## Records supplied
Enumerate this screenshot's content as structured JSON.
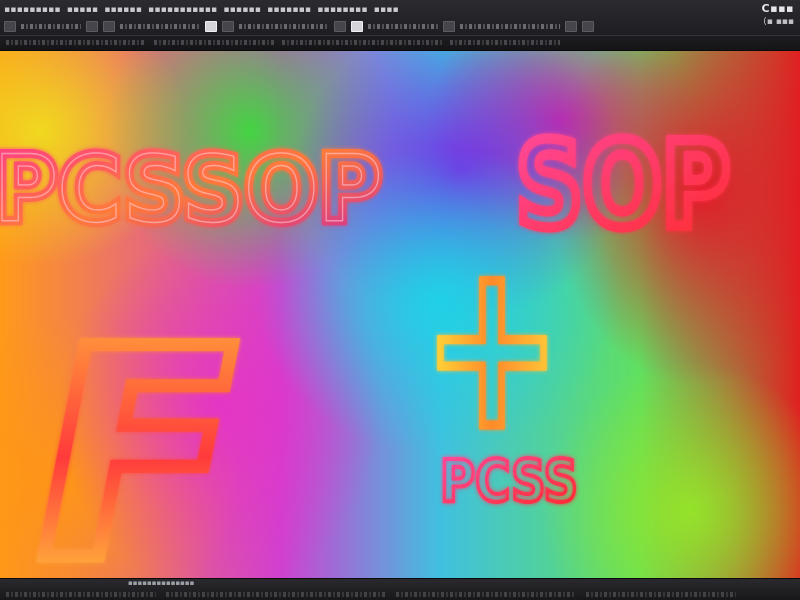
{
  "top": {
    "menu": [
      "▪▪▪▪▪▪▪▪▪",
      "▪▪▪▪▪",
      "▪▪▪▪▪▪",
      "▪▪▪▪▪▪▪▪▪▪▪",
      "▪▪▪▪▪▪",
      "▪▪▪▪▪▪▪",
      "▪▪▪▪▪▪▪▪",
      "▪▪▪▪"
    ],
    "brand": "C▪▪▪",
    "brand_sub": "(▪ ▪▪▪"
  },
  "canvas": {
    "words": {
      "top_left": "PCSSOP",
      "top_right": "SOP",
      "big_letter": "F",
      "cross": "+",
      "bottom": "PCSS"
    }
  },
  "status": {
    "label": "▪▪▪▪▪▪▪▪▪▪▪▪▪▪"
  },
  "colors": {
    "chrome_dark": "#1b1b1e",
    "chrome_mid": "#2c2c30",
    "text_light": "#c9c9cf"
  }
}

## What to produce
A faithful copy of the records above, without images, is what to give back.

## Task response
Enumerate this screenshot's content as structured JSON.
{
  "top": {
    "menu": [
      "▪▪▪▪▪▪▪▪▪",
      "▪▪▪▪▪",
      "▪▪▪▪▪▪",
      "▪▪▪▪▪▪▪▪▪▪▪",
      "▪▪▪▪▪▪",
      "▪▪▪▪▪▪▪",
      "▪▪▪▪▪▪▪▪",
      "▪▪▪▪"
    ],
    "brand": "C▪▪▪",
    "brand_sub": "(▪ ▪▪▪"
  },
  "canvas": {
    "words": {
      "top_left": "PCSSOP",
      "top_right": "SOP",
      "big_letter": "F",
      "cross": "+",
      "bottom": "PCSS"
    }
  },
  "status": {
    "label": "▪▪▪▪▪▪▪▪▪▪▪▪▪▪"
  },
  "colors": {
    "chrome_dark": "#1b1b1e",
    "chrome_mid": "#2c2c30",
    "text_light": "#c9c9cf"
  }
}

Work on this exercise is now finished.